Last month, we fielded two short surveys to our members: one about public policy work and one about mission investing. We had 35 responses to the public policy and 33 responses to the mission investing survey. That represents about a 20% response rate – not bad for August. Thank you to all of you who took the time to respond. Following is a quick summary of what we found, and what’s coming up next.
How many Northwest foundations are doing direct public policy work?
Just over a third of respondents reported that they directly engage in public policy activities like holding regular meetings with public officials, providing testimony or other technical assistance to policymakers or coordinating joint funding with policymakers. 64% said they don’t do direct public policy work, but many of those reported that they do fund such work through their grantees. 44% of all respondents reported that they are part of funder collaboratives addressing public policy issues (this includes folks who said they aren't doing direct public policy work).
Who is doing the public policy work?
Of those engaging in direct public policy work, two thirds do it entirely with staff, and the remaining third use a combination of staff and consultants/contract lobbyists.
How much time are Northwest foundations spending on direct public policy work?
Two thirds are spending under 20 hours a week worth of staff and/or consultant time on public policy work, a quarter are spending 40-80 hours/week and one respondent is dedicating more than 2 FTEs to public policy work.
Do Northwest foundations have formal public policy strategy + objectives documents?
By and large, no. Less than a third of foundations doing direct public policy work reported having a public policy strategy and objectives document.
How are Northwest funders working with government agencies?
Funders are actively working with government agency partners. 58% of our respondents, and 100% of those doing direct public policy work reported that they work in collaboratives that include government agency partners. Nearly a third of funders doing public policy work have funded individual positions within a unit of government, such as city or county staff working on homelessness, by co-mingling foundation funds in quasi-public governmental institutions or by placing foundation staff directly in government agency departments through the Intergovernmental Personnel Act. Roughly equal numbers of our members reported engaging with officials at the local, state and federal levels.

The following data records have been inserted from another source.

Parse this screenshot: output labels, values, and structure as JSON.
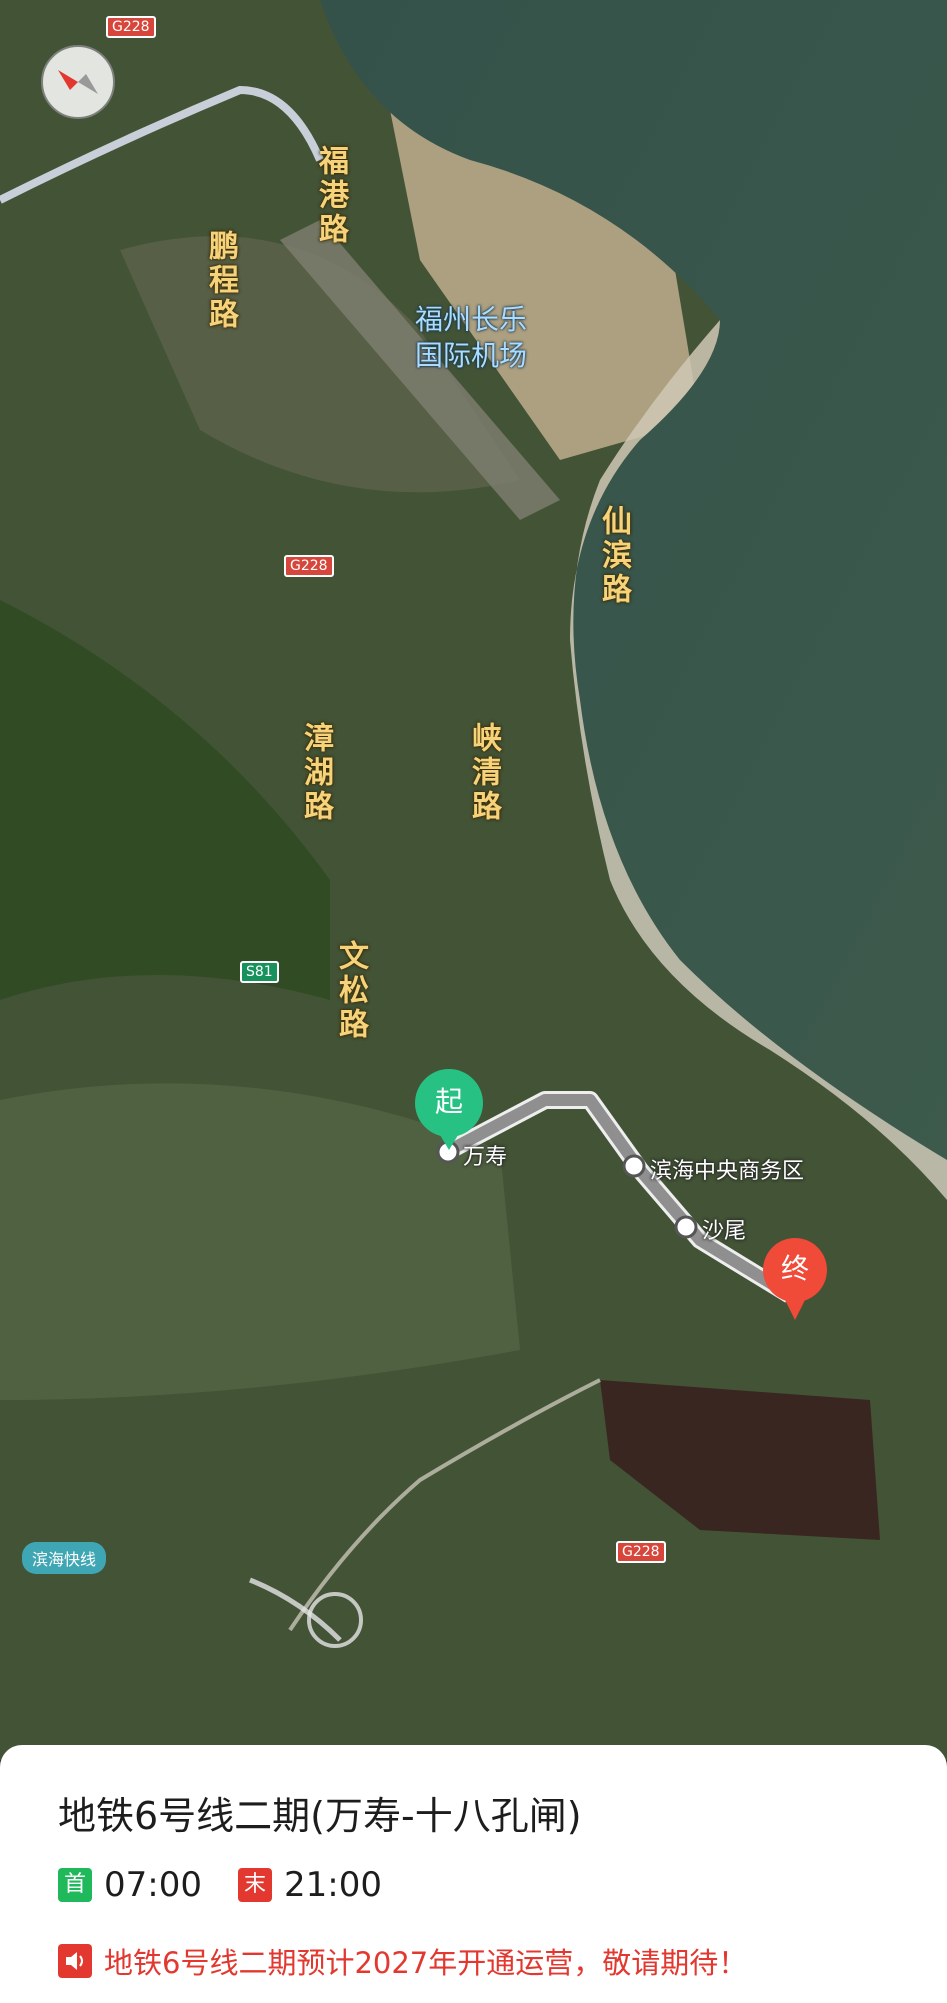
{
  "map": {
    "shields": {
      "g228_top": "G228",
      "g228_mid": "G228",
      "g228_bottom": "G228",
      "s81": "S81"
    },
    "roads": {
      "fugang": "福港路",
      "pengcheng": "鹏程路",
      "xianbin": "仙滨路",
      "zhanghu": "漳湖路",
      "xiaqing": "峡清路",
      "wensong": "文松路"
    },
    "airport": {
      "line1": "福州长乐",
      "line2": "国际机场"
    },
    "expressway": "滨海快线",
    "start_marker": "起",
    "end_marker": "终",
    "stations": {
      "wanshou": "万寿",
      "cbd": "滨海中央商务区",
      "shawei": "沙尾"
    },
    "colors": {
      "start": "#27c184",
      "end": "#f04a38",
      "route": "#8f8f8f"
    }
  },
  "panel": {
    "title": "地铁6号线二期(万寿-十八孔闸)",
    "first_tag": "首",
    "first_time": "07:00",
    "last_tag": "末",
    "last_time": "21:00",
    "notice": "地铁6号线二期预计2027年开通运营，敬请期待！"
  }
}
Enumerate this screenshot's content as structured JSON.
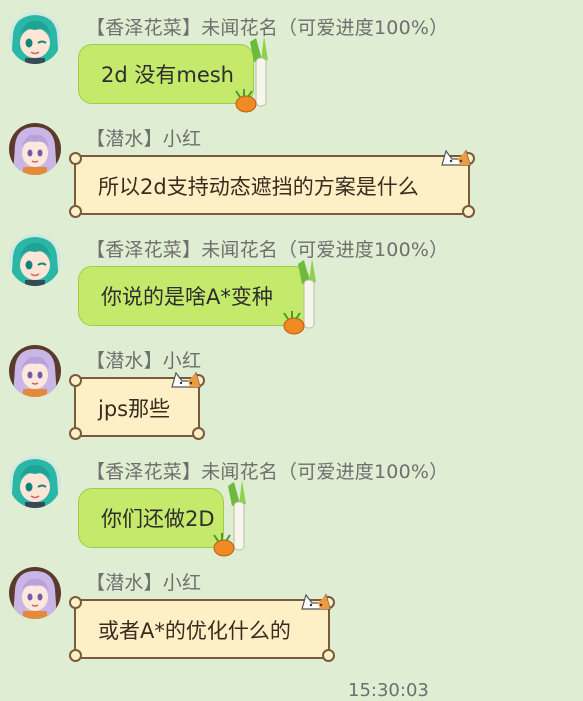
{
  "messages": [
    {
      "sender": "【香泽花菜】未闻花名（可爱进度100%）",
      "text": "2d 没有mesh",
      "style": "green",
      "avatar": "miku-avatar"
    },
    {
      "sender": "【潜水】小红",
      "text": "所以2d支持动态遮挡的方案是什么",
      "style": "scroll",
      "avatar": "lavender-hair-avatar"
    },
    {
      "sender": "【香泽花菜】未闻花名（可爱进度100%）",
      "text": "你说的是啥A*变种",
      "style": "green",
      "avatar": "miku-avatar"
    },
    {
      "sender": "【潜水】小红",
      "text": "jps那些",
      "style": "scroll",
      "avatar": "lavender-hair-avatar"
    },
    {
      "sender": "【香泽花菜】未闻花名（可爱进度100%）",
      "text": "你们还做2D",
      "style": "green",
      "avatar": "miku-avatar"
    },
    {
      "sender": "【潜水】小红",
      "text": "或者A*的优化什么的",
      "style": "scroll",
      "avatar": "lavender-hair-avatar"
    }
  ],
  "timestamp": "15:30:03",
  "colors": {
    "background": "#dfeed2",
    "green_bubble": "#c5e96b",
    "scroll_bubble": "#fdf0c6",
    "sender_text": "#6f6f6f"
  }
}
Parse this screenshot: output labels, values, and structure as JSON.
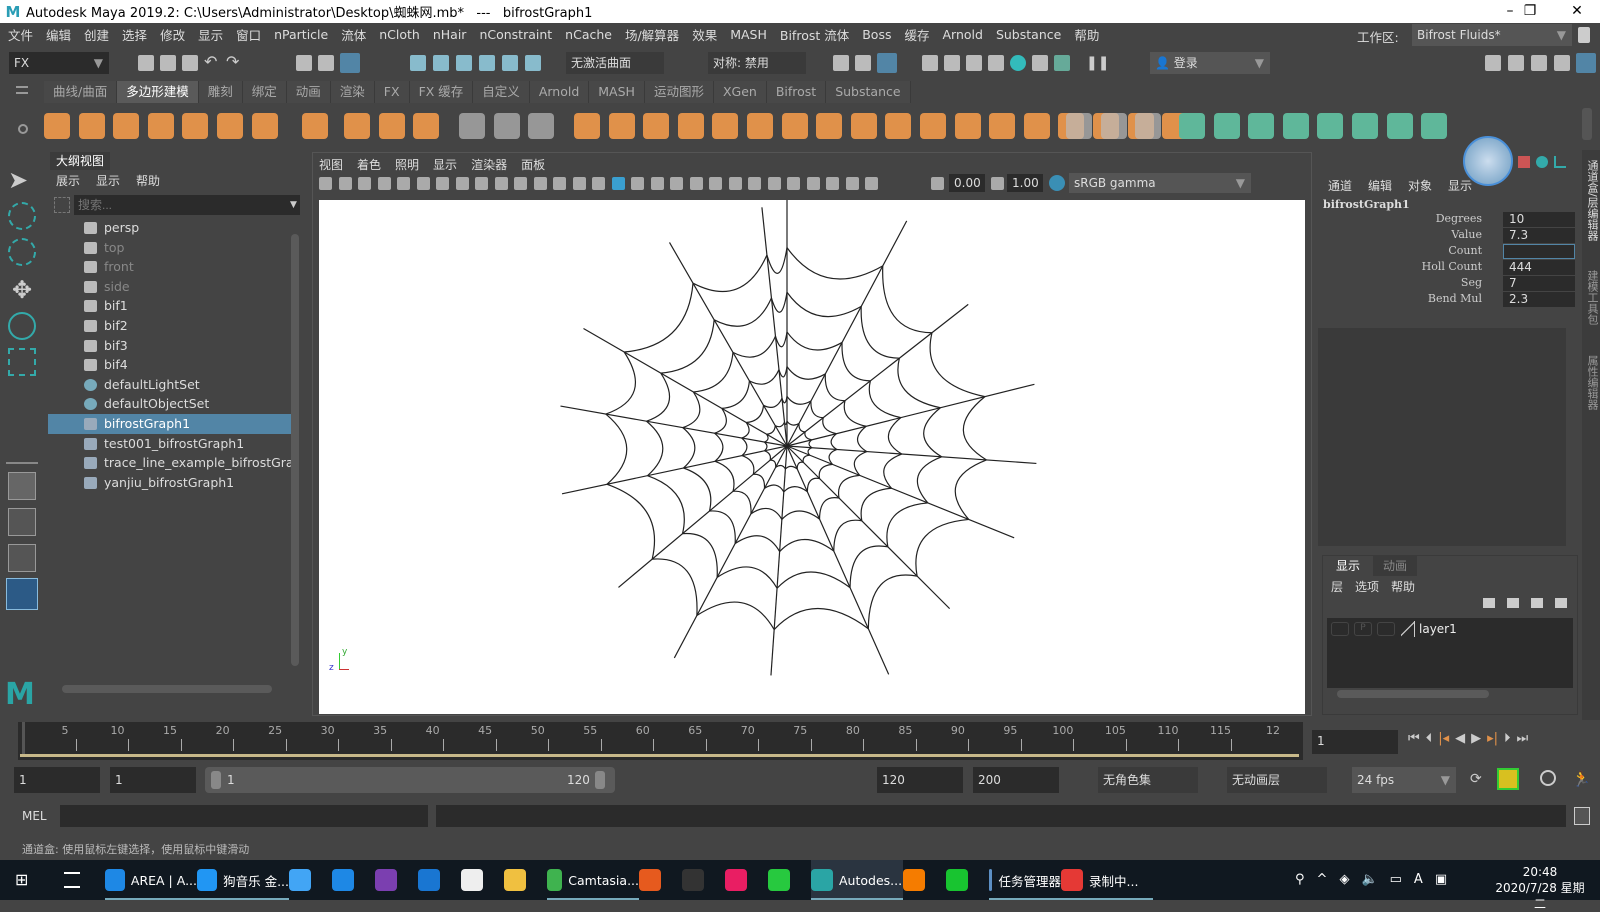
{
  "window": {
    "title": "Autodesk Maya 2019.2: C:\\Users\\Administrator\\Desktop\\蜘蛛网.mb*   ---   bifrostGraph1",
    "minimize": "–",
    "maximize": "❐",
    "close": "✕"
  },
  "menubar": [
    "文件",
    "编辑",
    "创建",
    "选择",
    "修改",
    "显示",
    "窗口",
    "nParticle",
    "流体",
    "nCloth",
    "nHair",
    "nConstraint",
    "nCache",
    "场/解算器",
    "效果",
    "MASH",
    "Bifrost 流体",
    "Boss",
    "缓存",
    "Arnold",
    "Substance",
    "帮助"
  ],
  "workspace": {
    "label": "工作区:",
    "value": "Bifrost Fluids*"
  },
  "toolbar": {
    "menuset": "FX",
    "live_surface": "无激活曲面",
    "symmetry": "对称: 禁用",
    "login": "登录"
  },
  "shelf_tabs": [
    "曲线/曲面",
    "多边形建模",
    "雕刻",
    "绑定",
    "动画",
    "渲染",
    "FX",
    "FX 缓存",
    "自定义",
    "Arnold",
    "MASH",
    "运动图形",
    "XGen",
    "Bifrost",
    "Substance"
  ],
  "shelf_active": 1,
  "shelf_colors": {
    "orange": "#e0914a",
    "teal": "#5fb79a",
    "gray": "#bbbbbb"
  },
  "outliner": {
    "tab": "大纲视图",
    "menus": [
      "展示",
      "显示",
      "帮助"
    ],
    "search_placeholder": "搜索...",
    "items": [
      {
        "label": "persp",
        "icon": "camera-icon",
        "dim": false
      },
      {
        "label": "top",
        "icon": "camera-icon",
        "dim": true
      },
      {
        "label": "front",
        "icon": "camera-icon",
        "dim": true
      },
      {
        "label": "side",
        "icon": "camera-icon",
        "dim": true
      },
      {
        "label": "bif1",
        "icon": "bifrost-object-icon"
      },
      {
        "label": "bif2",
        "icon": "bifrost-object-icon"
      },
      {
        "label": "bif3",
        "icon": "bifrost-object-icon"
      },
      {
        "label": "bif4",
        "icon": "bifrost-object-icon"
      },
      {
        "label": "defaultLightSet",
        "icon": "set-icon"
      },
      {
        "label": "defaultObjectSet",
        "icon": "set-icon"
      },
      {
        "label": "bifrostGraph1",
        "icon": "bifrost-graph-icon",
        "selected": true
      },
      {
        "label": "test001_bifrostGraph1",
        "icon": "bifrost-graph-icon"
      },
      {
        "label": "trace_line_example_bifrostGraph1",
        "icon": "bifrost-graph-icon"
      },
      {
        "label": "yanjiu_bifrostGraph1",
        "icon": "bifrost-graph-icon"
      }
    ]
  },
  "viewport": {
    "menus": [
      "视图",
      "着色",
      "照明",
      "显示",
      "渲染器",
      "面板"
    ],
    "exposure": "0.00",
    "gamma": "1.00",
    "color_space": "sRGB gamma",
    "axis_y": "y",
    "axis_z": "z"
  },
  "channel_box": {
    "menus": [
      "通道",
      "编辑",
      "对象",
      "显示"
    ],
    "node": "bifrostGraph1",
    "attrs": [
      {
        "name": "Degrees",
        "value": "10"
      },
      {
        "name": "Value",
        "value": "7.3"
      },
      {
        "name": "Count",
        "value": ""
      },
      {
        "name": "Holl Count",
        "value": "444"
      },
      {
        "name": "Seg",
        "value": "7"
      },
      {
        "name": "Bend Mul",
        "value": "2.3"
      }
    ]
  },
  "right_tabs": [
    "通道盒/层编辑器",
    "建模工具包",
    "属性编辑器"
  ],
  "layer_editor": {
    "tabs": [
      "显示",
      "动画"
    ],
    "menus": [
      "层",
      "选项",
      "帮助"
    ],
    "layer": "layer1",
    "p_label": "P"
  },
  "timeline": {
    "start": 1,
    "end": 120,
    "current": 1,
    "ticks": [
      "5",
      "10",
      "15",
      "20",
      "25",
      "30",
      "35",
      "40",
      "45",
      "50",
      "55",
      "60",
      "65",
      "70",
      "75",
      "80",
      "85",
      "90",
      "95",
      "100",
      "105",
      "110",
      "115",
      "12"
    ],
    "current_field": "1"
  },
  "range": {
    "start": "1",
    "anim_start": "1",
    "range_start": "1",
    "range_end": "120",
    "end": "120",
    "anim_end": "200",
    "character_set": "无角色集",
    "anim_layer": "无动画层",
    "fps": "24 fps"
  },
  "mel": {
    "label": "MEL"
  },
  "status": "通道盒: 使用鼠标左键选择，使用鼠标中键滑动",
  "taskbar": {
    "items": [
      {
        "label": "AREA | A...",
        "color": "#1e88e5"
      },
      {
        "label": "狗音乐 金...",
        "color": "#2196f3"
      },
      {
        "label": "",
        "color": "#42a5f5"
      },
      {
        "label": "",
        "color": "#1e88e5"
      },
      {
        "label": "",
        "color": "#7b3fb0"
      },
      {
        "label": "",
        "color": "#1976d2"
      },
      {
        "label": "",
        "color": "#eeeeee"
      },
      {
        "label": "",
        "color": "#f0c040"
      },
      {
        "label": "Camtasia...",
        "color": "#3fb34f"
      },
      {
        "label": "",
        "color": "#e65a1e"
      },
      {
        "label": "",
        "color": "#333333"
      },
      {
        "label": "",
        "color": "#e91e63"
      },
      {
        "label": "",
        "color": "#27c93f"
      },
      {
        "label": "Autodes...",
        "color": "#2aa5a5"
      },
      {
        "label": "",
        "color": "#f57c00"
      },
      {
        "label": "",
        "color": "#18c430"
      },
      {
        "label": "任务管理器",
        "color": "#5c8fc4"
      },
      {
        "label": "录制中...",
        "color": "#e53935"
      }
    ],
    "time": "20:48",
    "date": "2020/7/28 星期二"
  }
}
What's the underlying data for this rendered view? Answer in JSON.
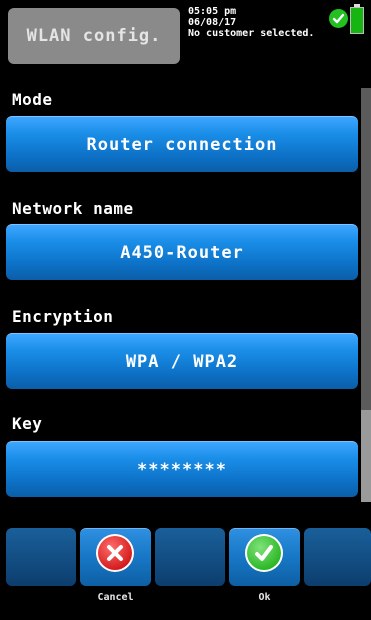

How interested are Northwest foundations in connecting around public policy issues?
51% of respondents said they were interested or very interested in being connected with others working on public policy advocacy, another third were neutral, and only 17% said they had little or no interest.
Mission investments are investments made by foundations and other mission-based organizations to further their philanthropic goals. Mission investments cover two distinct categories of investments: Market-rate mission investments, also known as "mission-related investments," are part of a foundation's endowment and have a positive social impact while contributing to the foundation’s long-term financial stability and growth. Below-market mission investments, also known as "program-related investments," are designed to achieve specific program objectives while they may earn a below-market financial return. The following image illustrates the spectrum of mission investments.
How many Northwest foundations are making mission investments now?
Foundations are still getting their feet wet with mission investing. 27% of respondents reported that their foundations currently have a mission investing program. 31% reported that they are interested in mission investing and still thinking about it, or planning to implement. 16% said they are not sufficiently familiar with mission investing yet, and 26% said that they are not interested in mission investing at all.
How are Northwest foundations managing their mission investing programs?
Half of Northwest foundations making mission investments have a formal mission investing board committee. Many respondents reported that their CEO/President and/or their CFO/COO manage their mission investing program. As one respondent reported, “[On staff], our head of program and head of finance collaborate. Same thing at the board level – the program committee vets the program piece and the finance committee vets the finance piece.”
What kinds of mission investments are Northwest foundations making?
Nearly three quarters of Northwest foundations making mission investments reported that they are making both market-rate investments and below-market rate investments. Northwest foundations are using a wide range of investment vehicles: 40% of mission investors reported investing in debt, 20% took equity positions, 20% cash, 10% issue loan guarantees, and 10% reported making other types of investments.
We’re really committed to listening to our network and to feeding that learning back to you in real time. We’re going to keep these short surveys coming at a rate of about one per month. The more folks who complete the surveys, the better the data will be and better our network can know itself – and, as a bonus, if you complete the surveys, you get immediate access to live results!